What are a few examples of what the ACR has done under the umbrella of health equity?

The ACR has a Diversity and Inclusion Committee to foster diversity within the radiology profession and to promote an inclusive culture within the College. This committee has been working to develop resources and educational programs to support underrepresented radiologists and patients. The College is pursuing data collection and research on disparities to help inform evidence-based strategies to improve health equity. For example, in collaboration with the RHEC, the Harvey L. Neiman Health Policy Institute completed a study on racial disparities in mammography screening technology. The findings were published in the October 2022 issue of the Radiological Society of North America’s journal, Radiology.

Through a new ACR-led webinar series, “Life in Black and White: Race in Radiology, Healthcare and Health Outcomes,” participants can learn more about the makeup of systemic racism and its impact on health disparities. The series is designed to enable students across the country — particularly those in small programs with few resources — to engage in discussions around diversity, inclusion and equitable healthcare, and how to become a part of the solution. The webinar series kicked off July 18 and has been split into four sessions, taking place every third Tuesday of the month.

The ACR also worked with multiple organizations to launch a successful National Lung Cancer Screening Day in 2022, with close to 400 medical imaging facilities opening their doors to thousands of medically underserved patients. This year’s Lung Cancer Screening Day is Nov. 11, 2023.

How will the ACR continue to move the needle on achieving health equity?

The ACR will continue to expand its diversity and inclusion efforts to build a more representative radiology community. This could include implementing mentorship programs, scholarships and pipeline initiatives to encourage underrepresented individuals to pursue careers in the specialty. The College will also further invest in data collection and research to identify health disparities and measure the impact of health equity initiatives. This data-driven approach can guide leadership strategies and measure progress toward achieving health equity goals.

Recognizing the significant impact of social determinants of health on disparities, the ACR will collaborate with other healthcare organizations and community partners to identify and address fundamental causes. Through several ACR Commissions — including the Commission for Women and Diversity and the Patient- and Family-Centered Care Commission — there will be a concerted effort to break down barriers and improve imaging access for marginalized populations.

Radiologists have a unique opportunity and responsibility to advocate for health equity within their institutions and practices. By promoting equitable access to healthcare, reducing disparities and embracing patient-centered care, radiologists can make a significant difference around patient outcomes and contribute to a more equitable healthcare system.

Learn More About Health Equity in Radiology

Here are some resources to guide you in integrating health equity principles and practices into your workplace:

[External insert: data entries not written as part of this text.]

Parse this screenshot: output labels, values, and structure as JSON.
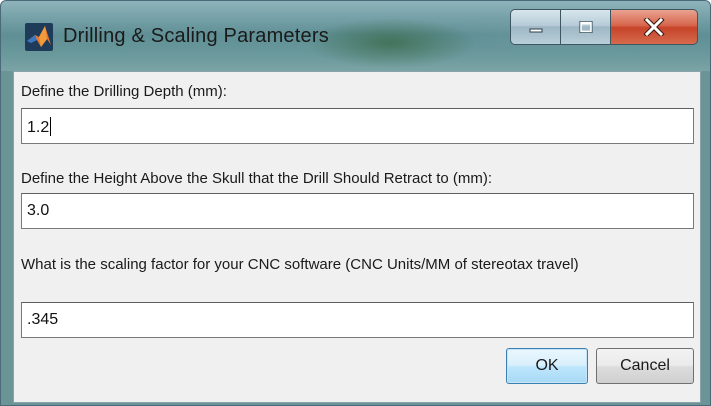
{
  "window": {
    "title": "Drilling & Scaling Parameters",
    "app_icon": "matlab-icon",
    "caption_buttons": [
      "minimize-icon",
      "maximize-icon",
      "close-icon"
    ]
  },
  "fields": [
    {
      "label": "Define the Drilling Depth (mm):",
      "value": "1.2"
    },
    {
      "label": "Define the Height Above the Skull that the Drill Should Retract to (mm):",
      "value": "3.0"
    },
    {
      "label": "What is the scaling factor for your CNC software (CNC Units/MM of stereotax travel)",
      "value": ".345"
    }
  ],
  "buttons": {
    "ok_label": "OK",
    "cancel_label": "Cancel"
  },
  "colors": {
    "ok_button_border": "#3c7fb1",
    "close_button": "#c6442a"
  }
}
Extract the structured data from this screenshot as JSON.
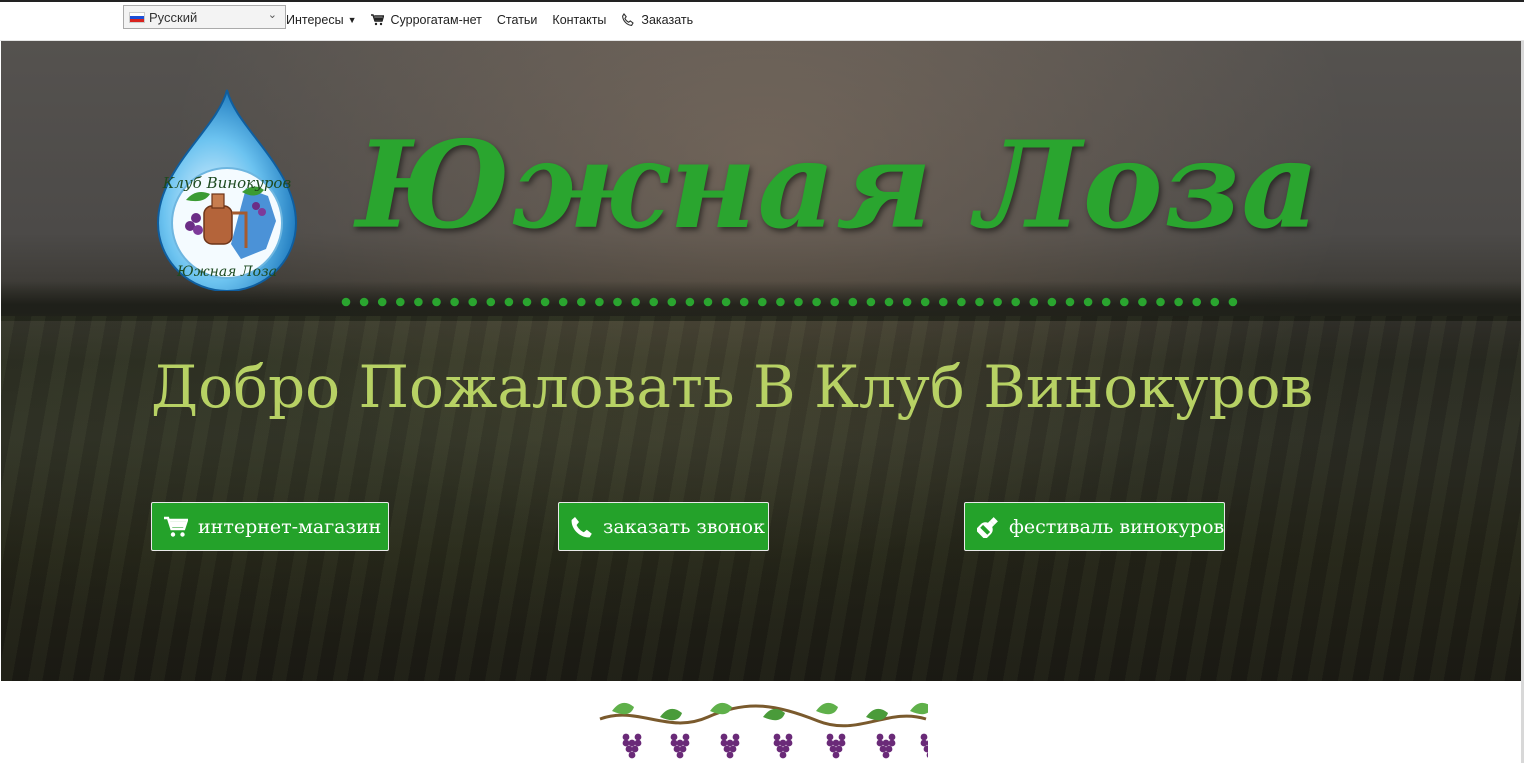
{
  "language": {
    "selected": "Русский",
    "flag_icon": "russia-flag-icon"
  },
  "nav": {
    "items": [
      {
        "label": "Интересы",
        "has_dropdown": true
      },
      {
        "label": "Суррогатам-нет",
        "icon": "cart-icon"
      },
      {
        "label": "Статьи"
      },
      {
        "label": "Контакты"
      },
      {
        "label": "Заказать",
        "icon": "phone-icon"
      }
    ]
  },
  "hero": {
    "logo_text_top": "Клуб Винокуров",
    "logo_text_bottom": "Южная Лоза",
    "brand": "Южная Лоза",
    "welcome": "Добро Пожаловать В Клуб Винокуров",
    "buttons": [
      {
        "label": "интернет-магазин",
        "icon": "cart-icon"
      },
      {
        "label": "заказать звонок",
        "icon": "phone-icon"
      },
      {
        "label": "фестиваль винокуров",
        "icon": "wine-bottle-icon"
      }
    ]
  },
  "colors": {
    "brand_green": "#2aa52f",
    "welcome_green": "#b7d164",
    "button_green": "#24a22a"
  }
}
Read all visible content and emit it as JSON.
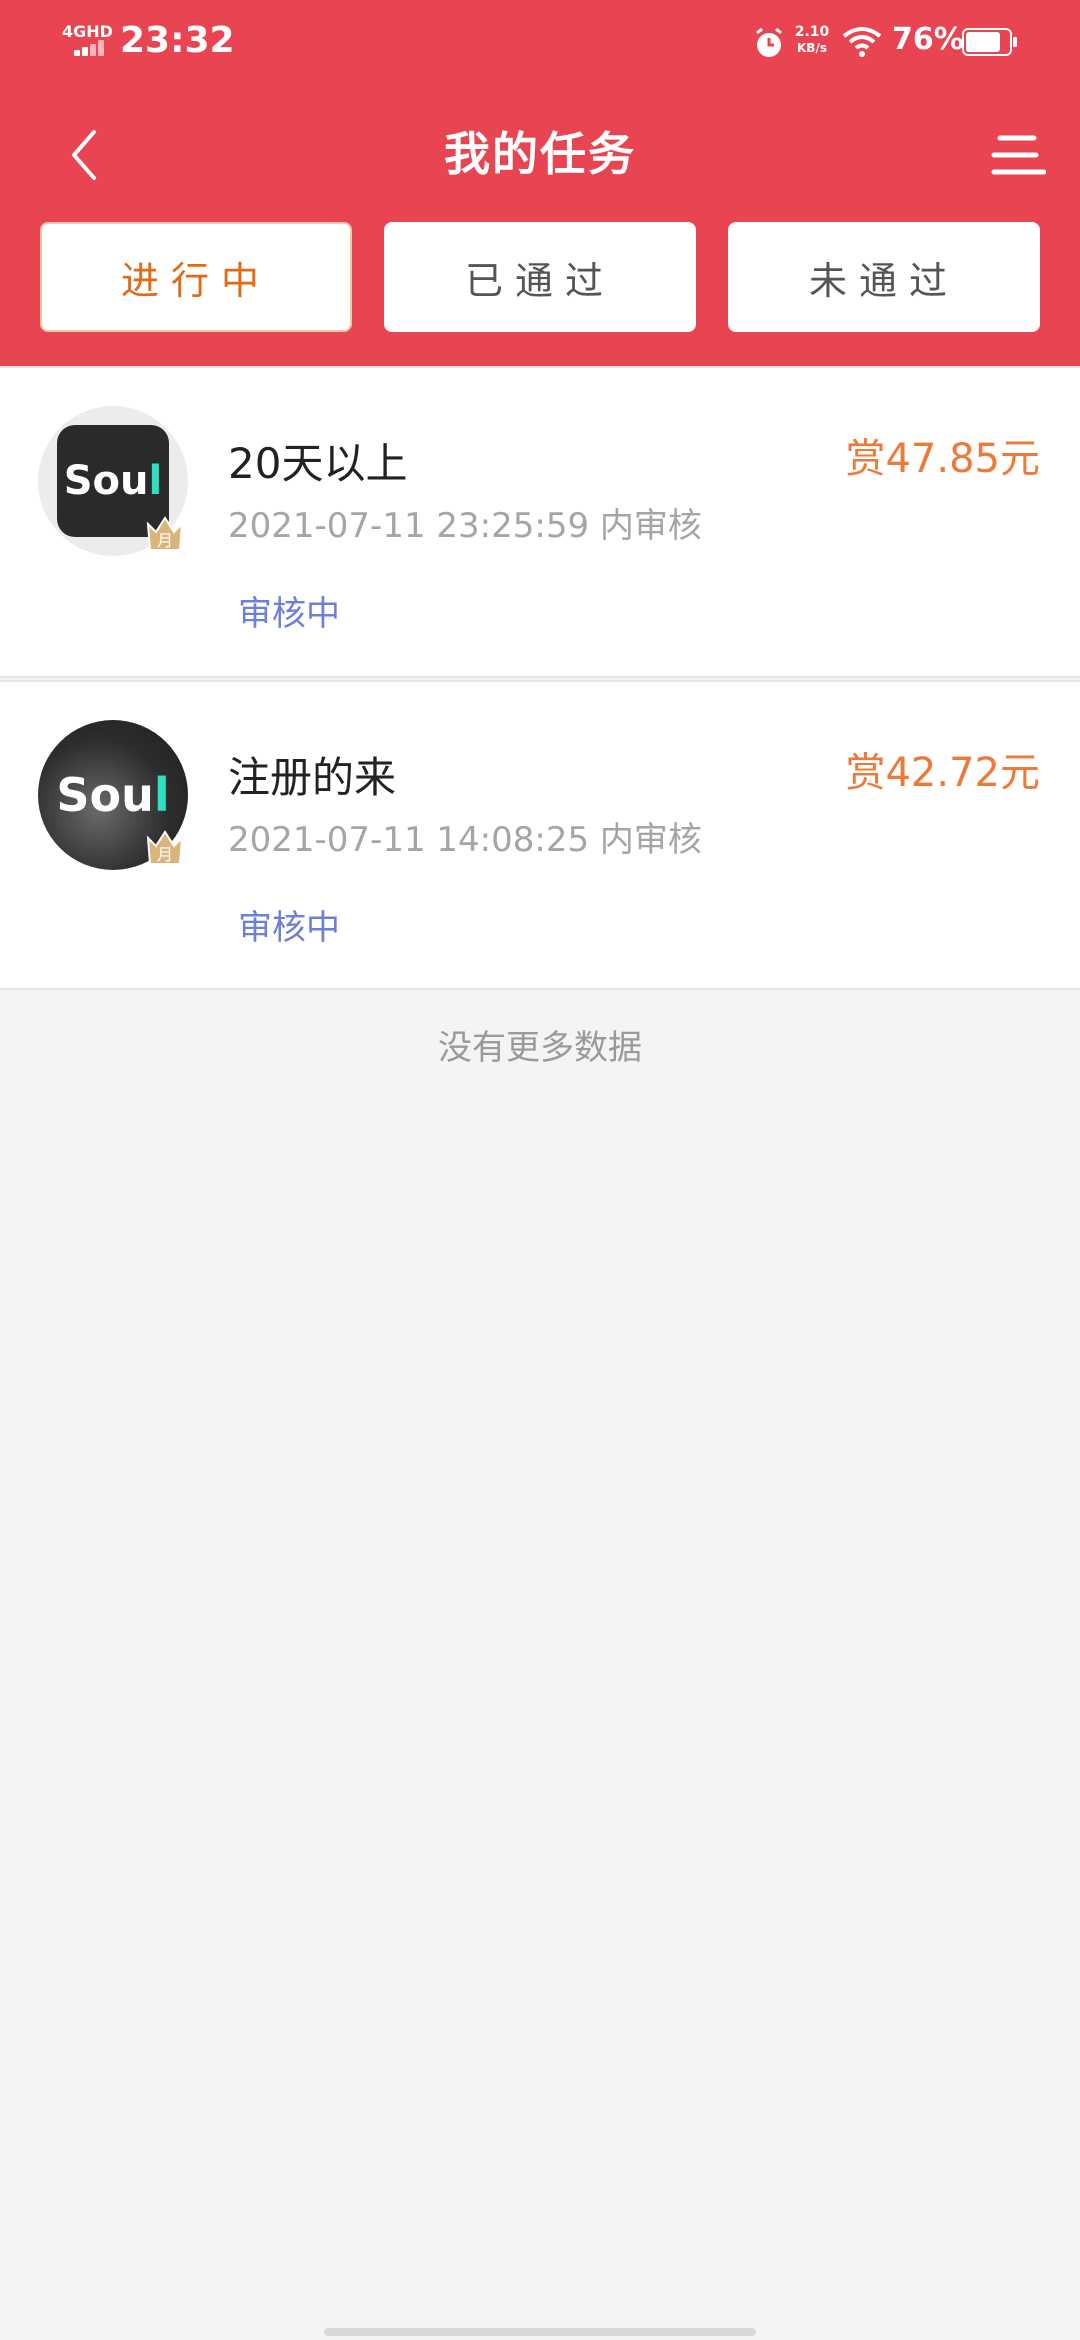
{
  "status_bar": {
    "network": "4GHD",
    "time": "23:32",
    "speed_value": "2.10",
    "speed_unit": "KB/s",
    "battery": "76%"
  },
  "header": {
    "title": "我的任务",
    "back_icon": "chevron-left-icon",
    "menu_icon": "menu-icon"
  },
  "tabs": [
    {
      "label": "进行中",
      "active": true
    },
    {
      "label": "已通过",
      "active": false
    },
    {
      "label": "未通过",
      "active": false
    }
  ],
  "tasks": [
    {
      "title": "20天以上",
      "reward": "赏47.85元",
      "time": "2021-07-11 23:25:59 内审核",
      "status": "审核中",
      "logo_prefix": "Sou",
      "logo_accent": "l",
      "badge": "月"
    },
    {
      "title": "注册的来",
      "reward": "赏42.72元",
      "time": "2021-07-11 14:08:25 内审核",
      "status": "审核中",
      "logo_prefix": "Sou",
      "logo_accent": "l",
      "badge": "月"
    }
  ],
  "footer_text": "没有更多数据",
  "colors": {
    "header_bg": "#e84451",
    "active_tab_text": "#e26a14",
    "reward": "#ee7a3a",
    "status": "#6d7fd6"
  }
}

  • The ACR’s Health Equity web page, which includes articles, videos and other materials.
  • The Radiology Health Equity Community of Practice web page, which houses virtual educational opportunities.
  • A new ACR-led webinar series, “Life in Black and White: Race in Radiology, Healthcare and Health Outcomes.”
  • An ACR Voice of Radiology Blog post on “The Intersection of Health Equity and Radiology” by Marta Flory, MD, clinical assistant professor in body and cardiovascular imaging at Stanford University.

For more news, see a full list of the latest ACR Bulletin articles.

Author Chad E. Hudnall  senior writer, ACR Press